Many individuals begin their academic careers in preschool and continue on through elementary, middle and high school. However, unless the education they receive is of a high quality, all the time they spend in academia will do very little to prepare them for college and the workforce.

There are already obvious signs of trouble regarding the quality of the nation's education sector. For instance, The College Board recently released "The SAT Report on College & Career Readiness: 2012," which revealed that only 43 percent of SAT takers from the class of 2012 met the benchmark the College Board considers necessary to predict a high level of success in college.

While this data is certainly troubling, the nation's 50 states are not just standing by and letting their students' collegiate and career prospects slip away due to lackluster education. Instead, different states are taking unique approaches to improving the quality of K-12 instruction to ensure pupils graduate from high school ready for the challenges life has in store for them.

Recently, Achieve, a nonprofit education reform organization, released its "2012 Closing the Expectations Gap" report, which shows what steps states are taking to make sure students graduate from high school with a high level of college readiness.

Embracing rigorous standards
Based on the information contained in Achieve's report, all 50 states and the District of Columbia have adopted standards that are designed to prepare students for college and their careers. Of these states, 45 - as well as the District of Columbia - have embraced the Common Core State Standards (CCSS) in their entirety, according to Common Core's website.

"With all states adopting college- and career-ready standards, they have now taken the first step towards reorienting the mission of their K-12 systems to reflect the demands of the 21st century," said Mike Cohen, Achieve's president.

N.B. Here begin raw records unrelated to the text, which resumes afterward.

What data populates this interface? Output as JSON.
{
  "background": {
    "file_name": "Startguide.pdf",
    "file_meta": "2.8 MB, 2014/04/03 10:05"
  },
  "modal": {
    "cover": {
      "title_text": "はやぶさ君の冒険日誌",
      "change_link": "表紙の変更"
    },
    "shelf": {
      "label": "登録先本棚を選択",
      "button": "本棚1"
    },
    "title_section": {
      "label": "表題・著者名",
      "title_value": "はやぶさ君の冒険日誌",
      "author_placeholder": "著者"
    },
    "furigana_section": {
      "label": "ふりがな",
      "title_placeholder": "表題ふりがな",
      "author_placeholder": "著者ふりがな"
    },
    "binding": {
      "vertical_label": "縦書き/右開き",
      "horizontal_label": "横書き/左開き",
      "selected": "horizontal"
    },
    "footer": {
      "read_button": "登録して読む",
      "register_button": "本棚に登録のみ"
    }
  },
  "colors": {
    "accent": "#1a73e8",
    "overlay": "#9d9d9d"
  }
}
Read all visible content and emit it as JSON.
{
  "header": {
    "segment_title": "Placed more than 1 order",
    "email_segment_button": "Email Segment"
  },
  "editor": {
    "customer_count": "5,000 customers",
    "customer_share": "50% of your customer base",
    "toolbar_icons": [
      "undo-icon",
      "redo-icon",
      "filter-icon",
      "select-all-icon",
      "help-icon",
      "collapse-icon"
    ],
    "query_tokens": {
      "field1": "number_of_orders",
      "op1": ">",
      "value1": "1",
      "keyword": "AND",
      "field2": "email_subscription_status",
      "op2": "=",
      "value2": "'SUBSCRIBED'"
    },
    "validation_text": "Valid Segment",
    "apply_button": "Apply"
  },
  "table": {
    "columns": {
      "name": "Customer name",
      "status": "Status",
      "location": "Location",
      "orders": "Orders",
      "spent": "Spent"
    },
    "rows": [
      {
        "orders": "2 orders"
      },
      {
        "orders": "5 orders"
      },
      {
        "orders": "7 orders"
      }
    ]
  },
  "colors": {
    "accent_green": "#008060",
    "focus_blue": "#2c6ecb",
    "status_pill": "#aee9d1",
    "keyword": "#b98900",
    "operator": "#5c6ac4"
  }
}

According to the report, a number of states began implementing the new standards during the 2011-2012 academic year, with the bulk of schools doing so during the 2012-2013 and the 2013-2014 academic years. The CCSS, as well as other states' college- and career-ready standards, are expected to be in place during the 2014-2015 academic year.

Establishing graduation requirements
To ensure students are not progressing from one grade to the next without essential skills, 23 states and the District of Columbia have adopted college- and career-ready graduation requirements.

Different states have their own rules for how these graduation requirements work. For example, Florida, Nebraska and Kentucky are among the states that have mandatory requirements in place. Essentially, this means that high school students must complete required courses before they are allowed to graduate. Then, there are the states that follow the default approach to graduation requirements, which automatically enrolls pupils in courses they need to complete their studies, unless their parents sign a waiver for them to opt out.

"The next few years will be challenging for the college- and career-ready agenda and we have to stay the course," Cohen said. "States have made tremendous progress towards college and career readiness for all by communicating its importance within, but also by standing together. Because of this commitment by all 50 states and the District of Columbia, college and career readiness is an expectation of our students no matter where they live."

When students meet the proper level of college and career readiness, not only do they benefit, but the communities, states and countries they reside in prosper as well, according to the report.